▶ _Records shown_:

..............................

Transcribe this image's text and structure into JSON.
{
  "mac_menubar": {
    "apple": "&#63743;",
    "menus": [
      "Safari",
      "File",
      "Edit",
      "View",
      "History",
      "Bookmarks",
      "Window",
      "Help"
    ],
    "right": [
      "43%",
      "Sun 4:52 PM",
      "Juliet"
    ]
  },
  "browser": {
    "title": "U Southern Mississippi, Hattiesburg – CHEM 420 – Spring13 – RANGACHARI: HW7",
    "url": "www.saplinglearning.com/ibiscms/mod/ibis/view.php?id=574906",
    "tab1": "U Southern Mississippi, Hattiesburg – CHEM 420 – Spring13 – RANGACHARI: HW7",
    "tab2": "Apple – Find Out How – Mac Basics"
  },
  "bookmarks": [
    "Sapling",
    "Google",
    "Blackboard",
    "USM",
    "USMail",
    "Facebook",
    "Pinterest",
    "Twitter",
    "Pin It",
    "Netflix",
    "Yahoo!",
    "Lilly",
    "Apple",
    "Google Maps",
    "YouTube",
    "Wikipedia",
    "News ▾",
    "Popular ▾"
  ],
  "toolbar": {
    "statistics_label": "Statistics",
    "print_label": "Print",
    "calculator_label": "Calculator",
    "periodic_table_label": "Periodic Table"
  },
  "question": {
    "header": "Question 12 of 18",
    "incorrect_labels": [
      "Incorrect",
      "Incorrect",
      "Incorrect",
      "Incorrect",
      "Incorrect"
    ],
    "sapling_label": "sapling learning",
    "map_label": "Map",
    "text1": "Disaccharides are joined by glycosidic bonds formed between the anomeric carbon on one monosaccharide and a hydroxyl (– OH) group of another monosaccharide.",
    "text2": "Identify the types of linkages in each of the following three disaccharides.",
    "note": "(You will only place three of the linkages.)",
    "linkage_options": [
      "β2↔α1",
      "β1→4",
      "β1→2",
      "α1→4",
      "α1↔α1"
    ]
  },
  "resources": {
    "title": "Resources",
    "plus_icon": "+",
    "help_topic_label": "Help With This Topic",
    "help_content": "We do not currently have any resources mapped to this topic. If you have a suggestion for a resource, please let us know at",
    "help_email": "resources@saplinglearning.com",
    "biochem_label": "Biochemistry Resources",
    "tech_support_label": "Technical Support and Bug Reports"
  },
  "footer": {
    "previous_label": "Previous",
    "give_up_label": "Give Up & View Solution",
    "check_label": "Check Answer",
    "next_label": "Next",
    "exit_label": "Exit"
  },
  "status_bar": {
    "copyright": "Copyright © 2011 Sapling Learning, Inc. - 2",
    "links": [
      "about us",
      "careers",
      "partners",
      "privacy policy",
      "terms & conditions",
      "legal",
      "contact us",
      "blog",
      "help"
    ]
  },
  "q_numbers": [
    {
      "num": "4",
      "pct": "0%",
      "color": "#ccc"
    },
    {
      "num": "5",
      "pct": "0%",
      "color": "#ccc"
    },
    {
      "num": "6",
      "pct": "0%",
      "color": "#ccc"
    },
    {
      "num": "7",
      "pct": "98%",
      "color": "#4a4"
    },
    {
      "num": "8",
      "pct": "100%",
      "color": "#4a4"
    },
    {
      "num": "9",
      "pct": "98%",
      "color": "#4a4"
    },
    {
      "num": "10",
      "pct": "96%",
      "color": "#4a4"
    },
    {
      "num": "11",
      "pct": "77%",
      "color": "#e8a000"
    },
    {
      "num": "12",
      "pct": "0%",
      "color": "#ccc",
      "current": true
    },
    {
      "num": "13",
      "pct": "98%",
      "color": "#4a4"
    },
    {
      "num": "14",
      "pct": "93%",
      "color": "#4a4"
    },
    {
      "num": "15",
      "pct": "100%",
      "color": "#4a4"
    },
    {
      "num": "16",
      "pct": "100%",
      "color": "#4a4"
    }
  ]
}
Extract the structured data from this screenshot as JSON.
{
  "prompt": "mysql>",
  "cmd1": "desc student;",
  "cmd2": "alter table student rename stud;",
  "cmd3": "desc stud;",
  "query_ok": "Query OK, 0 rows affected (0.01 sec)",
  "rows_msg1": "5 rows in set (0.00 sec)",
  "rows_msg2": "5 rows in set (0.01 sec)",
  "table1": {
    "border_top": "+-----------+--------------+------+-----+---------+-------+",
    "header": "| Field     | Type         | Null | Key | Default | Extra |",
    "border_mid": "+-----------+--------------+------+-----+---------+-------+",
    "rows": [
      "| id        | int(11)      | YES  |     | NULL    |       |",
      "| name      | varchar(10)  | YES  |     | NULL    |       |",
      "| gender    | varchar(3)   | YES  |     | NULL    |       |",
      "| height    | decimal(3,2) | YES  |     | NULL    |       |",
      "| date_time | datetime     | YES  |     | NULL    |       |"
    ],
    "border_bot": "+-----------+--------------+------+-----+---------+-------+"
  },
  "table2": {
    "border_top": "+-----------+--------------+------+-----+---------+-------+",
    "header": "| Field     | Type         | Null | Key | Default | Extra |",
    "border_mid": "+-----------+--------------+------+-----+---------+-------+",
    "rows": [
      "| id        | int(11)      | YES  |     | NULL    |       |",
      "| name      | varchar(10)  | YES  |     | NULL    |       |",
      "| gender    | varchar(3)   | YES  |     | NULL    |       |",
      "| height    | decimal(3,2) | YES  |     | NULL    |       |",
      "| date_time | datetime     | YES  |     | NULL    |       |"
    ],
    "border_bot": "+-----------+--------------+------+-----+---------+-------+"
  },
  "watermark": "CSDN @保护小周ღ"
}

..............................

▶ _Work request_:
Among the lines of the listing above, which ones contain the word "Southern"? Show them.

▶ _Answer for this exercise_:
    "title": "U Southern Mississippi, Hattiesburg – CHEM 420 – Spring13 – RANGACHARI: HW7",
    "tab1": "U Southern Mississippi, Hattiesburg – CHEM 420 – Spring13 – RANGACHARI: HW7",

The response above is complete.